"The Army's Signal Corps is used to building, operating, maintaining and securing the network, and that doesn't change. But, adding exploitation, offensive and active defensive cyberspace operations, adds a new mission of conducting operations using the network, as Cyberspace is now being viewed as a man-made domain."
"The U.S. Army has put a lot of effort into cyber at Fort Gordon, which is no longer the Signal Center of Excellence. It changed about two weeks ago to the Cyber Center of Excellence," said Ferrell. "The new Center will have a Signal School and a Cyber School to train both the enlisted and officers in signal and cyberspace operations."
Moelter explained that cyber has already been incorporated in both the Key Resolve and Ulchi Freedom Guardian annual exercises, to include training and actual hands-on defending the network against cyber attacks.
As the CPTs are stood up, they will be sent to these types of exercises all around the world and help train units on cyber awareness, said Ferrell.
Cho asked Ferrell what changes he has seen in Korea since he was stationed here in 2nd Infantry Division as a 2nd Lieutenant.
Ferrell said he has seen a lot of progress in Korea as a nation, but he still sees some of the same interoperability challenges between the U.S. and the ROK.
"I see the U.S. modernizing their equipment from one angle and see Korea doing the same," said Ferrell. "As we talk more, this would help move us to a common solution." Shin agreed that the ROK and U.S. must actively engage with each other to work toward improving interoperability. "This is why I meet with Moelter so frequently," he said.
"How truly wonderful to be back in Korea," Ferrell told Shin's senior staff.
"I can remember Korea just like yesterday," said Ferrell. "My first assignment as a newly commissioned 2nd lieutenant in a foreign but friendly country away from home.

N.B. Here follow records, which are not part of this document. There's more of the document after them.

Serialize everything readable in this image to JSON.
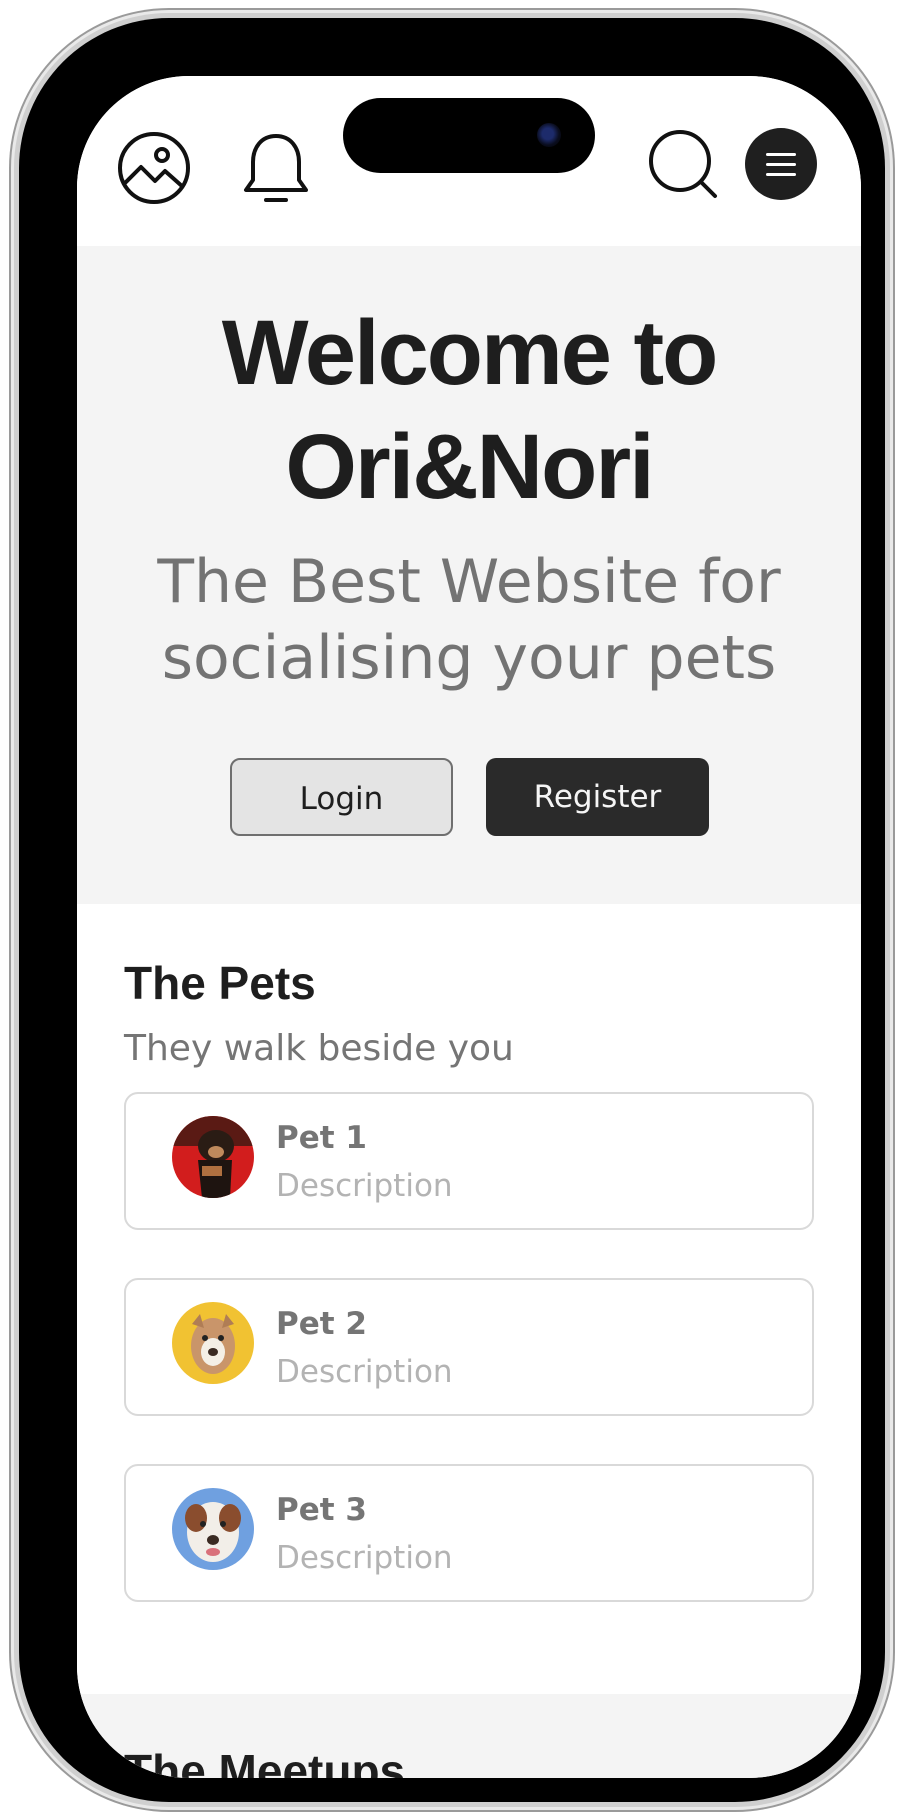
{
  "hero": {
    "title_line1": "Welcome to",
    "title_line2": "Ori&Nori",
    "subtitle_line1": "The Best Website for",
    "subtitle_line2": "socialising your pets",
    "login_label": "Login",
    "register_label": "Register"
  },
  "pets_section": {
    "heading": "The Pets",
    "tagline": "They walk beside you",
    "items": [
      {
        "name": "Pet 1",
        "description": "Description",
        "avatar_bg": "#d21d1d"
      },
      {
        "name": "Pet 2",
        "description": "Description",
        "avatar_bg": "#f1c232"
      },
      {
        "name": "Pet 3",
        "description": "Description",
        "avatar_bg": "#6fa0e0"
      }
    ]
  },
  "meetups_section": {
    "heading": "The Meetups"
  },
  "icons": [
    "image-icon",
    "bell-icon",
    "search-icon",
    "menu-icon"
  ],
  "colors": {
    "primary_dark": "#2a2a2a",
    "hero_bg": "#f4f4f4",
    "muted_text": "#757575"
  }
}
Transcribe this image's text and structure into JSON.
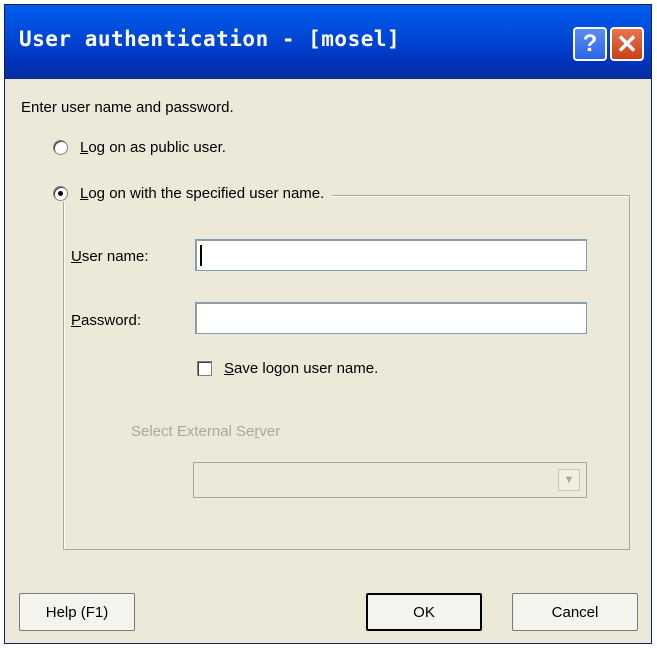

My first impression of working with the ROK Army, I walked away with a very comfortable vision and understanding of a truly professional army with a passion for excellence and love of their country."
"On behalf of my team and myself, I sincerely thank you for hosting us today and for again extending your hand with your teammates. It's all about relationships, partnership and building a great foundation working together to solve interoperability."
When Moelter addressed the group, he discussed two initiatives he wants to achieve before the 2014 Ulchi Freedom Guardian exercise in August.
"The first is to stand-up a ground-focused C4I interoperability committee," said Moelter. "We are asking that it be co-chaired by ROK Army and Eighth Army general officers. This will provide the general officer direction that we have not had directly over the last two years I have been here. This will allow us to come together as a team and really provide a focus for how we can move forward with interoperability."
The other initiative is to test the ability to extend CENTRIX(K) services from the Eighth Army command post and their division command post to the ROK tactical forces. This, Moelter said, would provide an immediate capability to the ROK tactical forces to see the Combined Operational Picture, CENTRIX email, CENTRIX portal, sharedrive and Unmanned Aerial Vehicle feeds. Providing these immediate capabilities, he said, will allow time to continue to work some of the other gaps.
Moelter also invited ROK Army signal units to participate in the Eighth Army Theater Signal Exercise later this spring.
Ferrell concluded the visit by challenging the ROK leadership to find opportunities for information sharing where changing a policy can help the ROK and U.S. work closer together.